Mira, which in Arabic, means “beautiful”. Joins the head and neck of Cetus, she is in the middle and known as the speeding wonder. Mira with a bow-wave made up of hot plasma/gas that form a tail so beautiful, in ultra-violet blue.
When our clouds are parted there will be time to look and see.
- Virgin Galactic’s SpaceShipTwo will fly to space again today
- The human body might survive a mission to Mars better than our minds
- Earthquake-detecting balloons may shed light on the interior of Venus
- Japan’s Hayabusa2 is going to shoot an asteroid tonight
- SpaceX to launch Israel’s first Moon lander tonight
- Meet Neptune’s new moon, Hippocamp
- This star in the Andromeda galaxy has exploded every year for millions of years
- The case for protecting the Apollo landing areas as heritage sites
- An asteroid will briefly blot out the sky’s brightest star tonight
- A philosopher asked physicists: ‘What is a black hole?’
- The truth behind the supermoon
- This supermassive black hole sends jets ricocheting through its galaxy
- Japan’s Hayabusa 2 mission will mine an asteroid this week
- Celebrate Galileo’s 455th birthday by walking in his footsteps
- The Sky This Week from February 15 to 24
- The View from Space Could Change the World, Virgin Galactic Says
- NASA Center Director Nominated to Lead National Reconnaissance Office
- SpaceX Dragon Crew Demo-1 Flight to Space Station: What to Expect
- Ultima Thule Beyond Pluto Is Flat Like a Pancake (and Not a Space Snowman After All)
- Some Assembly Required: Giant Next-Generation Space Telescopes Could Be Built Off Earth
- After a Slow Start, Milky Way’s Neighbors Have Upped Their Star-Forming Game
- Geologists Figured Out Where the Most Remote Part of the Ocean Came From
- European Space Agency Celebrates Women in Science with Astro Pi Challenge
- Campaign Launched to ‘Revive the Saturn V’ Vertical Rocket Replica
- A Comet, Meteor, Nebula and the Pleiades Combine into One Epic Space Photo
- SpaceX’s Raptor Engine Hits Power Level for Starship Launches, Elon Musk Says
- NASA Spies InSight Mars Lander from Space as It Hunts Marsquakes (Photos)
- No, You Won’t See an ‘Apocalypse Asteroid’ in the Sky on Valentine’s Day
- You Can See Mars Near the Moon Tonight! Here’s Where to Look.
- Israel’s 1st Moon Lander: The SpaceIL Beresheet Lunar Mission in Pictures
- Shout Out to Japan! Their Hayabusa2 Spacecraft has Collected its First Samples from Asteroid Ryugu
- Signs that Ancient Rivers Flowed Across the Surface of Mars, Billions of Years Ago
- Antarctica is About to Unleash an Iceberg Twice the Size of New York City

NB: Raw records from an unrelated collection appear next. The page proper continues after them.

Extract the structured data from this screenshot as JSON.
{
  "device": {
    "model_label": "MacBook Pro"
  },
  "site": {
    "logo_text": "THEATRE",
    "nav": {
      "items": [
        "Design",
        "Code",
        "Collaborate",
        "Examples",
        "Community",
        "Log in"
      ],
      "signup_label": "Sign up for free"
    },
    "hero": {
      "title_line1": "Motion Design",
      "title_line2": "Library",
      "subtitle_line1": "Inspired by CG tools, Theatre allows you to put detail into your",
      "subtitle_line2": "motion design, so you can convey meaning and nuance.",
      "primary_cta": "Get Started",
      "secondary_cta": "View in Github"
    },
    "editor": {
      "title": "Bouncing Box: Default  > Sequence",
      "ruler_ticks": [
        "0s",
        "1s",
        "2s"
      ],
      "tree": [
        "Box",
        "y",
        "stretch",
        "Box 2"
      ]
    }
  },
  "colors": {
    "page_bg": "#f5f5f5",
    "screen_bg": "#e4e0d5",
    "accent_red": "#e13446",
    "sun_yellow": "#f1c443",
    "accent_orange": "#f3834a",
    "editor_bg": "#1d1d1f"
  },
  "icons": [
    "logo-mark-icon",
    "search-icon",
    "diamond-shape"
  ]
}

- Japan’s Hayabusa2 is About to Shoot Up the Surface of Ryugu with Tiny Impactors so they can Collect a Sample
- Did You Know the Earth’s Atmosphere Extends Beyond the Orbit of the Moon?
- Gateway Foundation Shows off Their Plans for an Enormous Rotating Space Station
- This is a Dust Devil… on Mars
- Weekly Space Hangout: Feb 20, 2019 – Dr. Emily Holt talks Archaeology and Ancient Astronomy
- This Star Has Been Going Nova Every Year, for Millions of Years
- Messier 78 – the NGC 2068 Reflection Nebula
- Astronomy Cast Ep. 518: When the Universe tried to Declare War
- Carnival of Space #599
- British Satellite Tests its Space Junk Harpoon
- Land Heavier Payloads on Mars. Aim for the Ground and Then Pull up at the Last Moment
- We Hate Long Goodbyes, But Opportunity has Earned One
British Astronomical Association
- Early morning total eclipse of the Moon this Monday
- Star Count 2019
- Enhancements to the BAA Photometry Database
- Observer’s Challenge – Sirius and the Pup
- Observer’s Challenge: Total Lunar Eclipse on January 21
- Good Prospects for This Year’s Geminid Meteor Shower
- Highlights from the 2018 Observer’s Challenges
- Checking up on a cataclysmic variable in Cepheus
- McNeil’s Nebula disappears
- Rare asteroid occultation visible Monday, Oct 29
- Observer’s Challenge – the constellation of Pegasus
- Observer’s Challenge – Dark Nebulae of Summer
- Meteor observers wanted – no experience necessary!